**Description of the task:**
Write the data below out again, exactly as each line reads.

**Dataset rows describing interfaces:**
::::

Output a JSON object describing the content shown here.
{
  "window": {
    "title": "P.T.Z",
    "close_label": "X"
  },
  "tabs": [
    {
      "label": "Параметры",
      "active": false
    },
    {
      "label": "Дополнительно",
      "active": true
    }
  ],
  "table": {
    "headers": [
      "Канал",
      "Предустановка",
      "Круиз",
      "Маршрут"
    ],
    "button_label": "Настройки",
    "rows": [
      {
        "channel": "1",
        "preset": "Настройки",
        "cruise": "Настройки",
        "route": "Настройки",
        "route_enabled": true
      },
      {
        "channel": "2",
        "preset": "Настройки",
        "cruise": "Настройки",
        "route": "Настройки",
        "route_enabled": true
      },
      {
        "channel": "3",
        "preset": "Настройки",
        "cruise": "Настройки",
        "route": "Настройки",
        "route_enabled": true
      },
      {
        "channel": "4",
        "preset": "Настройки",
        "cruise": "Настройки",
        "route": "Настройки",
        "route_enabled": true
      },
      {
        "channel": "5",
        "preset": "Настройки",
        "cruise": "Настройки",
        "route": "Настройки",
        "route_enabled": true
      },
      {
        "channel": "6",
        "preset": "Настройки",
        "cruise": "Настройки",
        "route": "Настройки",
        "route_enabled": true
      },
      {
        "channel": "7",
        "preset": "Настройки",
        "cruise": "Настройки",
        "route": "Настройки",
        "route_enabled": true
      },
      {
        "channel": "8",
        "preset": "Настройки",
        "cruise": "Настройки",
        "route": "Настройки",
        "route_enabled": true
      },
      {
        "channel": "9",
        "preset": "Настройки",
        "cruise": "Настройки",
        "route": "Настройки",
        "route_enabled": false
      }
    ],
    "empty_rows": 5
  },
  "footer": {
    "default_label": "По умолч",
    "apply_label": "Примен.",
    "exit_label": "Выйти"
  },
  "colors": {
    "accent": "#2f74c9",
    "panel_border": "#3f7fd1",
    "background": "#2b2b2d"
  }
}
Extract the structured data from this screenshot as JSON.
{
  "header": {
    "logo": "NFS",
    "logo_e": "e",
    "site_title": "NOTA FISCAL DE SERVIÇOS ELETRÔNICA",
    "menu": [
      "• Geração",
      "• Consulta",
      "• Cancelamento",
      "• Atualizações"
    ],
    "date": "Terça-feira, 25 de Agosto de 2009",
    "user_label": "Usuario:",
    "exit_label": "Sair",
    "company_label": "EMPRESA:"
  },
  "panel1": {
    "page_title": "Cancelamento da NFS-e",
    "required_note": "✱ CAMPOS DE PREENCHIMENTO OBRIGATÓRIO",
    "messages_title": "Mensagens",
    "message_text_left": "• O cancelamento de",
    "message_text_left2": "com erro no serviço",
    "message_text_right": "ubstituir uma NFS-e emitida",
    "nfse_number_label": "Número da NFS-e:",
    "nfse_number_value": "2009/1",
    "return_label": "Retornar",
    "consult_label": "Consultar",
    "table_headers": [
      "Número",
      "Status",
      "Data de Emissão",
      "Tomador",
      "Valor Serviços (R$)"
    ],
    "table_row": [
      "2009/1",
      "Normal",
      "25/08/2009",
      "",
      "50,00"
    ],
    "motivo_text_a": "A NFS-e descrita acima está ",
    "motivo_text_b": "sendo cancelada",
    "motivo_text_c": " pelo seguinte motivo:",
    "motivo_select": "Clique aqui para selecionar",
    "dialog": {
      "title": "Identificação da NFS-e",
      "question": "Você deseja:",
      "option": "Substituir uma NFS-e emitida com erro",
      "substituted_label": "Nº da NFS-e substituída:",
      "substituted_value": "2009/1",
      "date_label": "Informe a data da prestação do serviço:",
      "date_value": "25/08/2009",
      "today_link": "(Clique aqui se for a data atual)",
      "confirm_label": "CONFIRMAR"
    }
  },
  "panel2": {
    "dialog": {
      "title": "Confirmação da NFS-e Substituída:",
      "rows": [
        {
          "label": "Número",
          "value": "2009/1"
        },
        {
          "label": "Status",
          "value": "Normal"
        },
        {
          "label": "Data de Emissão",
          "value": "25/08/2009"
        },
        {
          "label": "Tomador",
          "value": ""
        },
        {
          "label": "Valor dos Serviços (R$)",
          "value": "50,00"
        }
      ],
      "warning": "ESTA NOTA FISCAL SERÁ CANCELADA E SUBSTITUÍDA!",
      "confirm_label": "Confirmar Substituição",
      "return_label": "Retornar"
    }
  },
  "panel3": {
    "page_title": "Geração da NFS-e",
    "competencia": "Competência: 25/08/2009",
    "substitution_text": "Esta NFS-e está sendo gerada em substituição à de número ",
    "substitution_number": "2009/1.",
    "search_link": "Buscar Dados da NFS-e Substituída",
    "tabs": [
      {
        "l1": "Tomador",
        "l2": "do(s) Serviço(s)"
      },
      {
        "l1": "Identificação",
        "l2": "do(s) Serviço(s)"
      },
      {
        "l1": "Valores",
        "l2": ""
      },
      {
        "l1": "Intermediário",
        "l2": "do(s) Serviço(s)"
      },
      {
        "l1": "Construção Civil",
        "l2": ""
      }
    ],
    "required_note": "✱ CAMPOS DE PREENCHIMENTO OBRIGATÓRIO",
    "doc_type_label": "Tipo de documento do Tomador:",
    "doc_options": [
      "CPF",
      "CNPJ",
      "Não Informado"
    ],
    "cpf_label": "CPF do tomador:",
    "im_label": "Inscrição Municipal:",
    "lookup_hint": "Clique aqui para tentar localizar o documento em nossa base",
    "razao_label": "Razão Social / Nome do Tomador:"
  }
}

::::

**Output below:**
Output a JSON object describing the content shown here.
{
  "window": {
    "title": "P.T.Z",
    "close_label": "X"
  },
  "tabs": [
    {
      "label": "Параметры",
      "active": false
    },
    {
      "label": "Дополнительно",
      "active": true
    }
  ],
  "table": {
    "headers": [
      "Канал",
      "Предустановка",
      "Круиз",
      "Маршрут"
    ],
    "button_label": "Настройки",
    "rows": [
      {
        "channel": "1",
        "preset": "Настройки",
        "cruise": "Настройки",
        "route": "Настройки",
        "route_enabled": true
      },
      {
        "channel": "2",
        "preset": "Настройки",
        "cruise": "Настройки",
        "route": "Настройки",
        "route_enabled": true
      },
      {
        "channel": "3",
        "preset": "Настройки",
        "cruise": "Настройки",
        "route": "Настройки",
        "route_enabled": true
      },
      {
        "channel": "4",
        "preset": "Настройки",
        "cruise": "Настройки",
        "route": "Настройки",
        "route_enabled": true
      },
      {
        "channel": "5",
        "preset": "Настройки",
        "cruise": "Настройки",
        "route": "Настройки",
        "route_enabled": true
      },
      {
        "channel": "6",
        "preset": "Настройки",
        "cruise": "Настройки",
        "route": "Настройки",
        "route_enabled": true
      },
      {
        "channel": "7",
        "preset": "Настройки",
        "cruise": "Настройки",
        "route": "Настройки",
        "route_enabled": true
      },
      {
        "channel": "8",
        "preset": "Настройки",
        "cruise": "Настройки",
        "route": "Настройки",
        "route_enabled": true
      },
      {
        "channel": "9",
        "preset": "Настройки",
        "cruise": "Настройки",
        "route": "Настройки",
        "route_enabled": false
      }
    ],
    "empty_rows": 5
  },
  "footer": {
    "default_label": "По умолч",
    "apply_label": "Примен.",
    "exit_label": "Выйти"
  },
  "colors": {
    "accent": "#2f74c9",
    "panel_border": "#3f7fd1",
    "background": "#2b2b2d"
  }
}
Extract the structured data from this screenshot as JSON.
{
  "header": {
    "logo": "NFS",
    "logo_e": "e",
    "site_title": "NOTA FISCAL DE SERVIÇOS ELETRÔNICA",
    "menu": [
      "• Geração",
      "• Consulta",
      "• Cancelamento",
      "• Atualizações"
    ],
    "date": "Terça-feira, 25 de Agosto de 2009",
    "user_label": "Usuario:",
    "exit_label": "Sair",
    "company_label": "EMPRESA:"
  },
  "panel1": {
    "page_title": "Cancelamento da NFS-e",
    "required_note": "✱ CAMPOS DE PREENCHIMENTO OBRIGATÓRIO",
    "messages_title": "Mensagens",
    "message_text_left": "• O cancelamento de",
    "message_text_left2": "com erro no serviço",
    "message_text_right": "ubstituir uma NFS-e emitida",
    "nfse_number_label": "Número da NFS-e:",
    "nfse_number_value": "2009/1",
    "return_label": "Retornar",
    "consult_label": "Consultar",
    "table_headers": [
      "Número",
      "Status",
      "Data de Emissão",
      "Tomador",
      "Valor Serviços (R$)"
    ],
    "table_row": [
      "2009/1",
      "Normal",
      "25/08/2009",
      "",
      "50,00"
    ],
    "motivo_text_a": "A NFS-e descrita acima está ",
    "motivo_text_b": "sendo cancelada",
    "motivo_text_c": " pelo seguinte motivo:",
    "motivo_select": "Clique aqui para selecionar",
    "dialog": {
      "title": "Identificação da NFS-e",
      "question": "Você deseja:",
      "option": "Substituir uma NFS-e emitida com erro",
      "substituted_label": "Nº da NFS-e substituída:",
      "substituted_value": "2009/1",
      "date_label": "Informe a data da prestação do serviço:",
      "date_value": "25/08/2009",
      "today_link": "(Clique aqui se for a data atual)",
      "confirm_label": "CONFIRMAR"
    }
  },
  "panel2": {
    "dialog": {
      "title": "Confirmação da NFS-e Substituída:",
      "rows": [
        {
          "label": "Número",
          "value": "2009/1"
        },
        {
          "label": "Status",
          "value": "Normal"
        },
        {
          "label": "Data de Emissão",
          "value": "25/08/2009"
        },
        {
          "label": "Tomador",
          "value": ""
        },
        {
          "label": "Valor dos Serviços (R$)",
          "value": "50,00"
        }
      ],
      "warning": "ESTA NOTA FISCAL SERÁ CANCELADA E SUBSTITUÍDA!",
      "confirm_label": "Confirmar Substituição",
      "return_label": "Retornar"
    }
  },
  "panel3": {
    "page_title": "Geração da NFS-e",
    "competencia": "Competência: 25/08/2009",
    "substitution_text": "Esta NFS-e está sendo gerada em substituição à de número ",
    "substitution_number": "2009/1.",
    "search_link": "Buscar Dados da NFS-e Substituída",
    "tabs": [
      {
        "l1": "Tomador",
        "l2": "do(s) Serviço(s)"
      },
      {
        "l1": "Identificação",
        "l2": "do(s) Serviço(s)"
      },
      {
        "l1": "Valores",
        "l2": ""
      },
      {
        "l1": "Intermediário",
        "l2": "do(s) Serviço(s)"
      },
      {
        "l1": "Construção Civil",
        "l2": ""
      }
    ],
    "required_note": "✱ CAMPOS DE PREENCHIMENTO OBRIGATÓRIO",
    "doc_type_label": "Tipo de documento do Tomador:",
    "doc_options": [
      "CPF",
      "CNPJ",
      "Não Informado"
    ],
    "cpf_label": "CPF do tomador:",
    "im_label": "Inscrição Municipal:",
    "lookup_hint": "Clique aqui para tentar localizar o documento em nossa base",
    "razao_label": "Razão Social / Nome do Tomador:"
  }
}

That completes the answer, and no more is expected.